Exercise goal: Please write out all of the data below exactly, without including the pictures.

Extracted material:
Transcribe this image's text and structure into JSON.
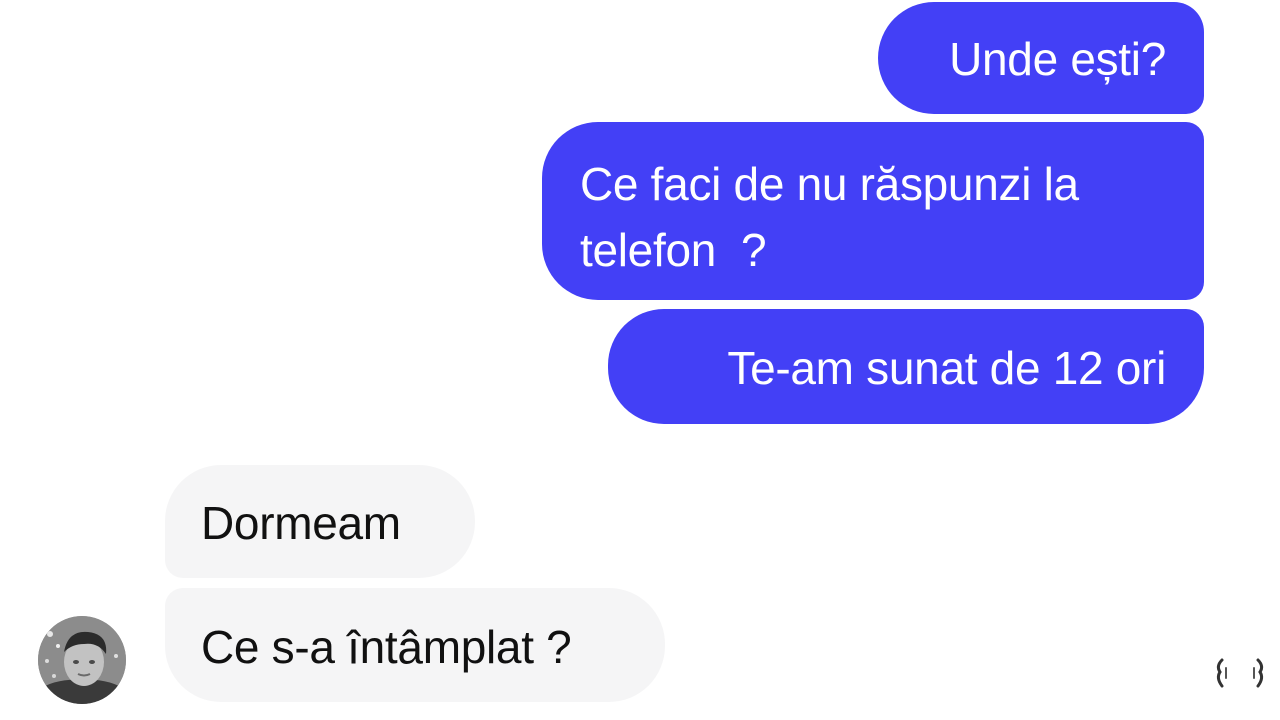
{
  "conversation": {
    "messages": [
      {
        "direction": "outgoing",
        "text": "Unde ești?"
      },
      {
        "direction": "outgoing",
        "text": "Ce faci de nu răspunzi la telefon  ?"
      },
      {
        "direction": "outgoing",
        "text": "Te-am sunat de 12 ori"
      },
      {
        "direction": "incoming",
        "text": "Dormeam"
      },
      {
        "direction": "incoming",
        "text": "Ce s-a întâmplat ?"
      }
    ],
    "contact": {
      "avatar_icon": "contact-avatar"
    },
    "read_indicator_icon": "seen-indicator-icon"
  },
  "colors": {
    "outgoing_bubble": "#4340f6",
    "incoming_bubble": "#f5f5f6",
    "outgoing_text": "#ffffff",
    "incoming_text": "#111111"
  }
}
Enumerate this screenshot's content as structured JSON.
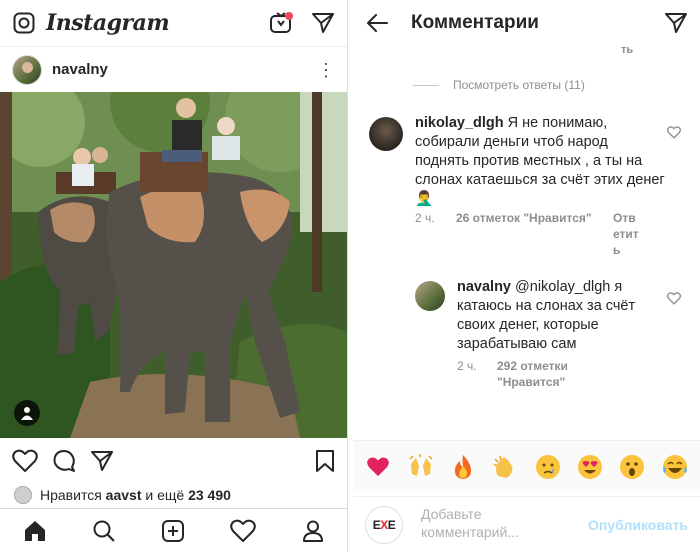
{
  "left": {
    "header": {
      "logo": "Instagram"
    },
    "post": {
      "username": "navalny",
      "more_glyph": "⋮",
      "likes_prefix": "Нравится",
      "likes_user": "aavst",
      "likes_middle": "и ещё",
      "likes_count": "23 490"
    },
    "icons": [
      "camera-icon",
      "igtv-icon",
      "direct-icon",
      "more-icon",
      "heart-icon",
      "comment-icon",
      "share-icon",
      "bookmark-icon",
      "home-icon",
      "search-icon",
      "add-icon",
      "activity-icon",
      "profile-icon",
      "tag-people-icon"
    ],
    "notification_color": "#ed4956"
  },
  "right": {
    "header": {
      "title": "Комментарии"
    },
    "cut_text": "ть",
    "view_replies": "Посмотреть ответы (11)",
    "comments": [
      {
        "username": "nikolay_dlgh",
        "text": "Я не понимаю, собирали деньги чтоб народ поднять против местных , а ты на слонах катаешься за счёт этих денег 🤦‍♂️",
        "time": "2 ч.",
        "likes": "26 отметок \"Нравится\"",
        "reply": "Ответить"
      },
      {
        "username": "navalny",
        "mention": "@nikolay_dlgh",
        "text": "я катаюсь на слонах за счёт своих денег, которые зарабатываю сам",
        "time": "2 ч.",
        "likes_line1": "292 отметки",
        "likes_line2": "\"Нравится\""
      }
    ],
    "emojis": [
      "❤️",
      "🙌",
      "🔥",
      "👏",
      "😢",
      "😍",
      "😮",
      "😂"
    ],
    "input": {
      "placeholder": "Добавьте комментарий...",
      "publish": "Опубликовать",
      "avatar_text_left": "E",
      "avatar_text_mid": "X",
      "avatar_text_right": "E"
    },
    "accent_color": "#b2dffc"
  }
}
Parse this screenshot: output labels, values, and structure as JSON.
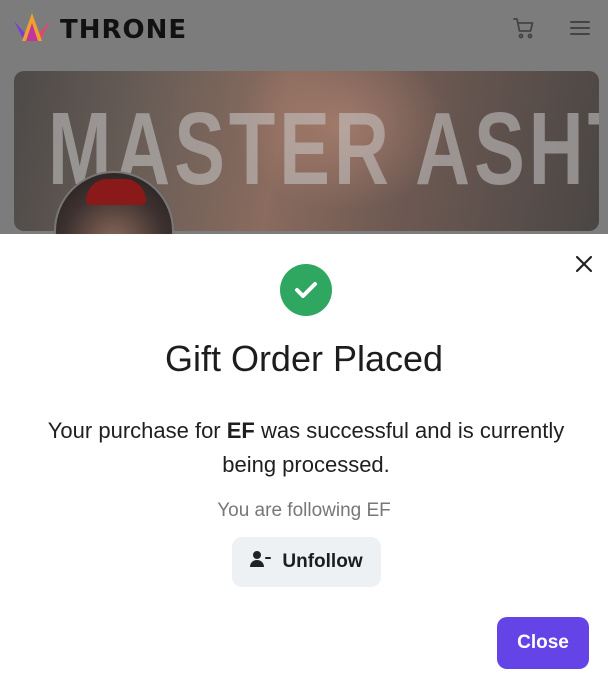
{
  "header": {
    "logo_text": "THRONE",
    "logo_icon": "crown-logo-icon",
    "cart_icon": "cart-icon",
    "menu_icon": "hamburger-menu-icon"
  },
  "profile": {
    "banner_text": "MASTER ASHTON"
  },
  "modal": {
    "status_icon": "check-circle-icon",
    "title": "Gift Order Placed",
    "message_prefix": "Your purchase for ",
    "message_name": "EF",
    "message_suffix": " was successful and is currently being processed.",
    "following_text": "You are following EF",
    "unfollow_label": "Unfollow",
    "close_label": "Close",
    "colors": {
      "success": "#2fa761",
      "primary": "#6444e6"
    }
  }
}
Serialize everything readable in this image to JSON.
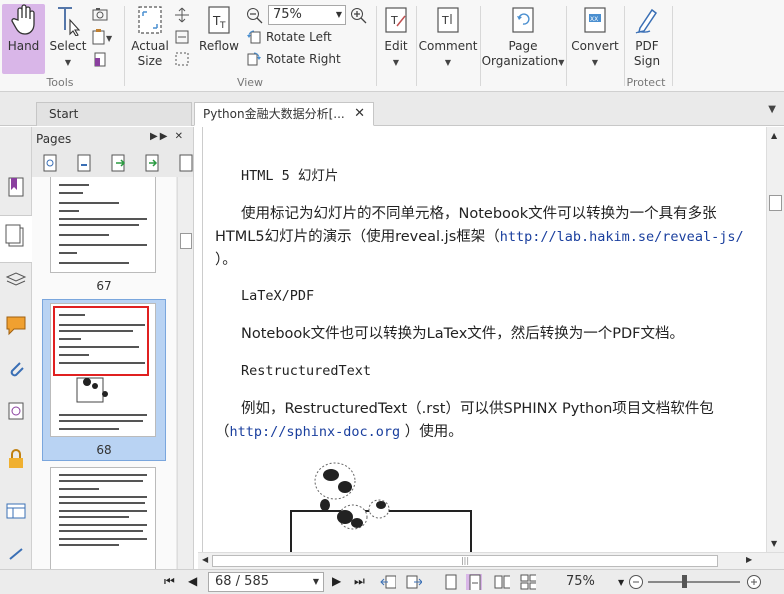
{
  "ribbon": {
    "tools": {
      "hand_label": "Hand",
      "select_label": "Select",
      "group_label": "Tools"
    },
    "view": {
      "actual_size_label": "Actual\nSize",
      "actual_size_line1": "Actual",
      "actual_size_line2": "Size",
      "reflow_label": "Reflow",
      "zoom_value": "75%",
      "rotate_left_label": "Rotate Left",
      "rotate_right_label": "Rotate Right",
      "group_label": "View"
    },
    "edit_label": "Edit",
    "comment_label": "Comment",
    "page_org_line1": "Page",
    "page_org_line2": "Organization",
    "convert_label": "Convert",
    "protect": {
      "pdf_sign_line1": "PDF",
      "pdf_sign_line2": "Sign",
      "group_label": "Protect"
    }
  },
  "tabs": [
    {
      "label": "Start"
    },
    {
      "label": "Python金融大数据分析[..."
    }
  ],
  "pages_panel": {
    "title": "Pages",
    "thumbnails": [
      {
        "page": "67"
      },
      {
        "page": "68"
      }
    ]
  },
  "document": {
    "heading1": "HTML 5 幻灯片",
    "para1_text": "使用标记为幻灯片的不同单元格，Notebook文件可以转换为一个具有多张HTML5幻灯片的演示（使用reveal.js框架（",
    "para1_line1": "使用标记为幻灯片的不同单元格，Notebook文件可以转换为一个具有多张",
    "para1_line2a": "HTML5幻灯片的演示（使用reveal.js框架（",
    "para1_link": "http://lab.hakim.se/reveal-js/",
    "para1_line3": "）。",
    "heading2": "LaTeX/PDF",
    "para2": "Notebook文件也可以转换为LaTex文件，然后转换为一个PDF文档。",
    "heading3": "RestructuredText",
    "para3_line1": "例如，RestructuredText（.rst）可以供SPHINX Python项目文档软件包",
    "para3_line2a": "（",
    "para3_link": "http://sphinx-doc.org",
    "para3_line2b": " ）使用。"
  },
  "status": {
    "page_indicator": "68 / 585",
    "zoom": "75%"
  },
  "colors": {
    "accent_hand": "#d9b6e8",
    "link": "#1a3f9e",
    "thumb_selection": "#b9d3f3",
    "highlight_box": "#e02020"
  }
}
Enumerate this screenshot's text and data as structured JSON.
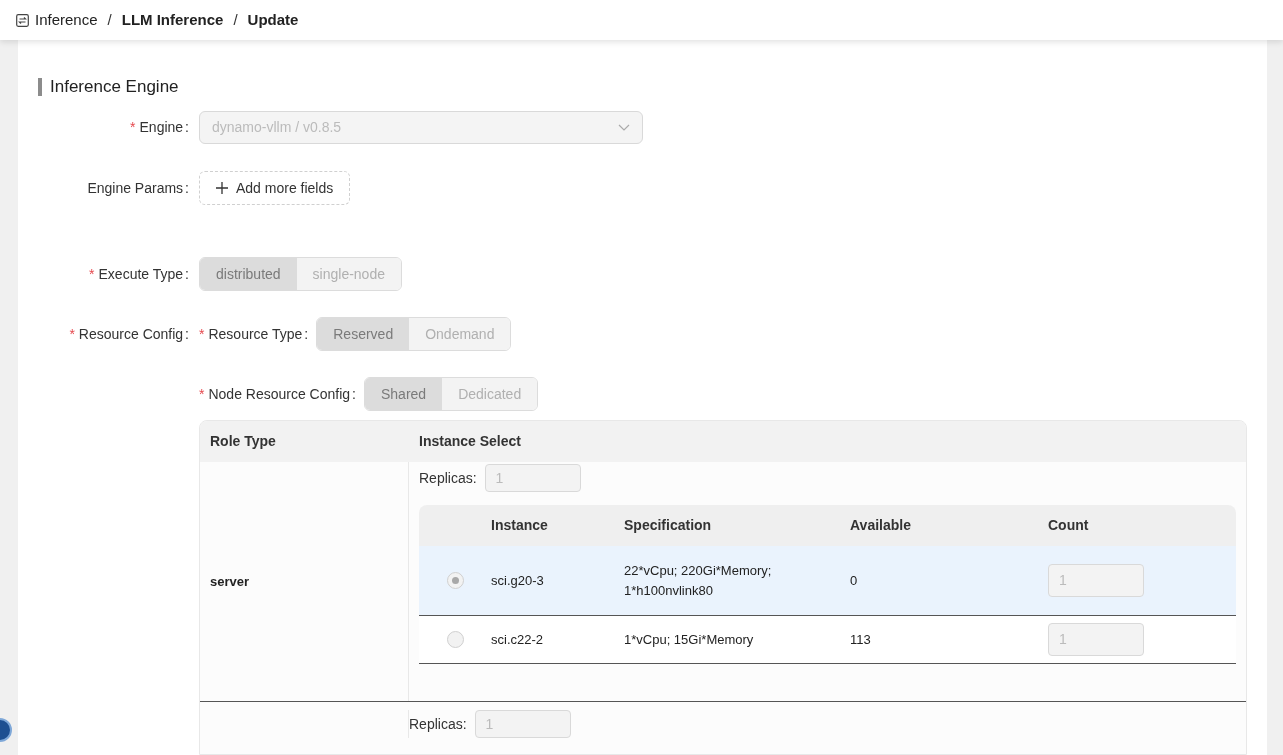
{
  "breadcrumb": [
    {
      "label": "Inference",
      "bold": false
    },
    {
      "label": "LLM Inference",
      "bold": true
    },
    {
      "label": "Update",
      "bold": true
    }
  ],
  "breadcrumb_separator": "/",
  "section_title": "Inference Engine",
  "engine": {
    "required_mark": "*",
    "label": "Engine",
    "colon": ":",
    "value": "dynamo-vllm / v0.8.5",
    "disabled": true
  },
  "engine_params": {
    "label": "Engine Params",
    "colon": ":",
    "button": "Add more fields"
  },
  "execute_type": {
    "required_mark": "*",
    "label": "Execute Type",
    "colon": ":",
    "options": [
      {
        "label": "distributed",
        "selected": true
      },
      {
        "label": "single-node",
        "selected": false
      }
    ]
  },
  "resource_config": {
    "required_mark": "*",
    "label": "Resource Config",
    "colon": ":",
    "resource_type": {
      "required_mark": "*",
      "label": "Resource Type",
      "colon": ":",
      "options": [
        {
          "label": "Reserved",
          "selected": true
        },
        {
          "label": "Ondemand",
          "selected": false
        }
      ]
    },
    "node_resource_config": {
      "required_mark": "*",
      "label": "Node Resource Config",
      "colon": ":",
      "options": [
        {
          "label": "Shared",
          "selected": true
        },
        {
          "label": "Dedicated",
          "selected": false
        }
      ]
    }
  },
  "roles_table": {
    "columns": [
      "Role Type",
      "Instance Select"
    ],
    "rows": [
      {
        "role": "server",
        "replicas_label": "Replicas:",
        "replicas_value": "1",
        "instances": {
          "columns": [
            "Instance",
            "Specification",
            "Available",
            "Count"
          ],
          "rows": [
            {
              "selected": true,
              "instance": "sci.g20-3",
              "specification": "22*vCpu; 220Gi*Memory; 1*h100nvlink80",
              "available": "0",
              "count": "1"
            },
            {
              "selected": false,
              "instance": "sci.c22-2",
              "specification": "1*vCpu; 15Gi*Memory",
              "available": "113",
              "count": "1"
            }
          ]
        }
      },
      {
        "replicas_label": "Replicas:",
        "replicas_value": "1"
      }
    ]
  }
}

Solution to the exercise:
Transcribe this image's text and structure into JSON.
{
  "conversation": {
    "messages": [
      {
        "direction": "outgoing",
        "text": "Unde ești?"
      },
      {
        "direction": "outgoing",
        "text": "Ce faci de nu răspunzi la telefon  ?"
      },
      {
        "direction": "outgoing",
        "text": "Te-am sunat de 12 ori"
      },
      {
        "direction": "incoming",
        "text": "Dormeam"
      },
      {
        "direction": "incoming",
        "text": "Ce s-a întâmplat ?"
      }
    ],
    "contact": {
      "avatar_icon": "contact-avatar"
    },
    "read_indicator_icon": "seen-indicator-icon"
  },
  "colors": {
    "outgoing_bubble": "#4340f6",
    "incoming_bubble": "#f5f5f6",
    "outgoing_text": "#ffffff",
    "incoming_text": "#111111"
  }
}
Enumerate this screenshot's content as structured JSON.
{
  "left": {
    "header": {
      "logo": "Instagram"
    },
    "post": {
      "username": "navalny",
      "more_glyph": "⋮",
      "likes_prefix": "Нравится",
      "likes_user": "aavst",
      "likes_middle": "и ещё",
      "likes_count": "23 490"
    },
    "icons": [
      "camera-icon",
      "igtv-icon",
      "direct-icon",
      "more-icon",
      "heart-icon",
      "comment-icon",
      "share-icon",
      "bookmark-icon",
      "home-icon",
      "search-icon",
      "add-icon",
      "activity-icon",
      "profile-icon",
      "tag-people-icon"
    ],
    "notification_color": "#ed4956"
  },
  "right": {
    "header": {
      "title": "Комментарии"
    },
    "cut_text": "ть",
    "view_replies": "Посмотреть ответы (11)",
    "comments": [
      {
        "username": "nikolay_dlgh",
        "text": "Я не понимаю, собирали деньги чтоб народ поднять против местных , а ты на слонах катаешься за счёт этих денег 🤦‍♂️",
        "time": "2 ч.",
        "likes": "26 отметок \"Нравится\"",
        "reply": "Ответить"
      },
      {
        "username": "navalny",
        "mention": "@nikolay_dlgh",
        "text": "я катаюсь на слонах за счёт своих денег, которые зарабатываю сам",
        "time": "2 ч.",
        "likes_line1": "292 отметки",
        "likes_line2": "\"Нравится\""
      }
    ],
    "emojis": [
      "❤️",
      "🙌",
      "🔥",
      "👏",
      "😢",
      "😍",
      "😮",
      "😂"
    ],
    "input": {
      "placeholder": "Добавьте комментарий...",
      "publish": "Опубликовать",
      "avatar_text_left": "E",
      "avatar_text_mid": "X",
      "avatar_text_right": "E"
    },
    "accent_color": "#b2dffc"
  }
}
Parse this screenshot: output labels, values, and structure as JSON.
{
  "header": {
    "logo_text": "THRONE",
    "logo_icon": "crown-logo-icon",
    "cart_icon": "cart-icon",
    "menu_icon": "hamburger-menu-icon"
  },
  "profile": {
    "banner_text": "MASTER ASHTON"
  },
  "modal": {
    "status_icon": "check-circle-icon",
    "title": "Gift Order Placed",
    "message_prefix": "Your purchase for ",
    "message_name": "EF",
    "message_suffix": " was successful and is currently being processed.",
    "following_text": "You are following EF",
    "unfollow_label": "Unfollow",
    "close_label": "Close",
    "colors": {
      "success": "#2fa761",
      "primary": "#6444e6"
    }
  }
}
Serialize everything readable in this image to JSON.
{
  "ribbon": {
    "tools": {
      "hand_label": "Hand",
      "select_label": "Select",
      "group_label": "Tools"
    },
    "view": {
      "actual_size_label": "Actual\nSize",
      "actual_size_line1": "Actual",
      "actual_size_line2": "Size",
      "reflow_label": "Reflow",
      "zoom_value": "75%",
      "rotate_left_label": "Rotate Left",
      "rotate_right_label": "Rotate Right",
      "group_label": "View"
    },
    "edit_label": "Edit",
    "comment_label": "Comment",
    "page_org_line1": "Page",
    "page_org_line2": "Organization",
    "convert_label": "Convert",
    "protect": {
      "pdf_sign_line1": "PDF",
      "pdf_sign_line2": "Sign",
      "group_label": "Protect"
    }
  },
  "tabs": [
    {
      "label": "Start"
    },
    {
      "label": "Python金融大数据分析[..."
    }
  ],
  "pages_panel": {
    "title": "Pages",
    "thumbnails": [
      {
        "page": "67"
      },
      {
        "page": "68"
      }
    ]
  },
  "document": {
    "heading1": "HTML 5 幻灯片",
    "para1_text": "使用标记为幻灯片的不同单元格，Notebook文件可以转换为一个具有多张HTML5幻灯片的演示（使用reveal.js框架（",
    "para1_line1": "使用标记为幻灯片的不同单元格，Notebook文件可以转换为一个具有多张",
    "para1_line2a": "HTML5幻灯片的演示（使用reveal.js框架（",
    "para1_link": "http://lab.hakim.se/reveal-js/",
    "para1_line3": "）。",
    "heading2": "LaTeX/PDF",
    "para2": "Notebook文件也可以转换为LaTex文件，然后转换为一个PDF文档。",
    "heading3": "RestructuredText",
    "para3_line1": "例如，RestructuredText（.rst）可以供SPHINX Python项目文档软件包",
    "para3_line2a": "（",
    "para3_link": "http://sphinx-doc.org",
    "para3_line2b": " ）使用。"
  },
  "status": {
    "page_indicator": "68 / 585",
    "zoom": "75%"
  },
  "colors": {
    "accent_hand": "#d9b6e8",
    "link": "#1a3f9e",
    "thumb_selection": "#b9d3f3",
    "highlight_box": "#e02020"
  }
}
Enumerate this screenshot's text and data as structured JSON.
{
  "breadcrumb": [
    {
      "label": "Inference",
      "bold": false
    },
    {
      "label": "LLM Inference",
      "bold": true
    },
    {
      "label": "Update",
      "bold": true
    }
  ],
  "breadcrumb_separator": "/",
  "section_title": "Inference Engine",
  "engine": {
    "required_mark": "*",
    "label": "Engine",
    "colon": ":",
    "value": "dynamo-vllm / v0.8.5",
    "disabled": true
  },
  "engine_params": {
    "label": "Engine Params",
    "colon": ":",
    "button": "Add more fields"
  },
  "execute_type": {
    "required_mark": "*",
    "label": "Execute Type",
    "colon": ":",
    "options": [
      {
        "label": "distributed",
        "selected": true
      },
      {
        "label": "single-node",
        "selected": false
      }
    ]
  },
  "resource_config": {
    "required_mark": "*",
    "label": "Resource Config",
    "colon": ":",
    "resource_type": {
      "required_mark": "*",
      "label": "Resource Type",
      "colon": ":",
      "options": [
        {
          "label": "Reserved",
          "selected": true
        },
        {
          "label": "Ondemand",
          "selected": false
        }
      ]
    },
    "node_resource_config": {
      "required_mark": "*",
      "label": "Node Resource Config",
      "colon": ":",
      "options": [
        {
          "label": "Shared",
          "selected": true
        },
        {
          "label": "Dedicated",
          "selected": false
        }
      ]
    }
  },
  "roles_table": {
    "columns": [
      "Role Type",
      "Instance Select"
    ],
    "rows": [
      {
        "role": "server",
        "replicas_label": "Replicas:",
        "replicas_value": "1",
        "instances": {
          "columns": [
            "Instance",
            "Specification",
            "Available",
            "Count"
          ],
          "rows": [
            {
              "selected": true,
              "instance": "sci.g20-3",
              "specification": "22*vCpu; 220Gi*Memory; 1*h100nvlink80",
              "available": "0",
              "count": "1"
            },
            {
              "selected": false,
              "instance": "sci.c22-2",
              "specification": "1*vCpu; 15Gi*Memory",
              "available": "113",
              "count": "1"
            }
          ]
        }
      },
      {
        "replicas_label": "Replicas:",
        "replicas_value": "1"
      }
    ]
  }
}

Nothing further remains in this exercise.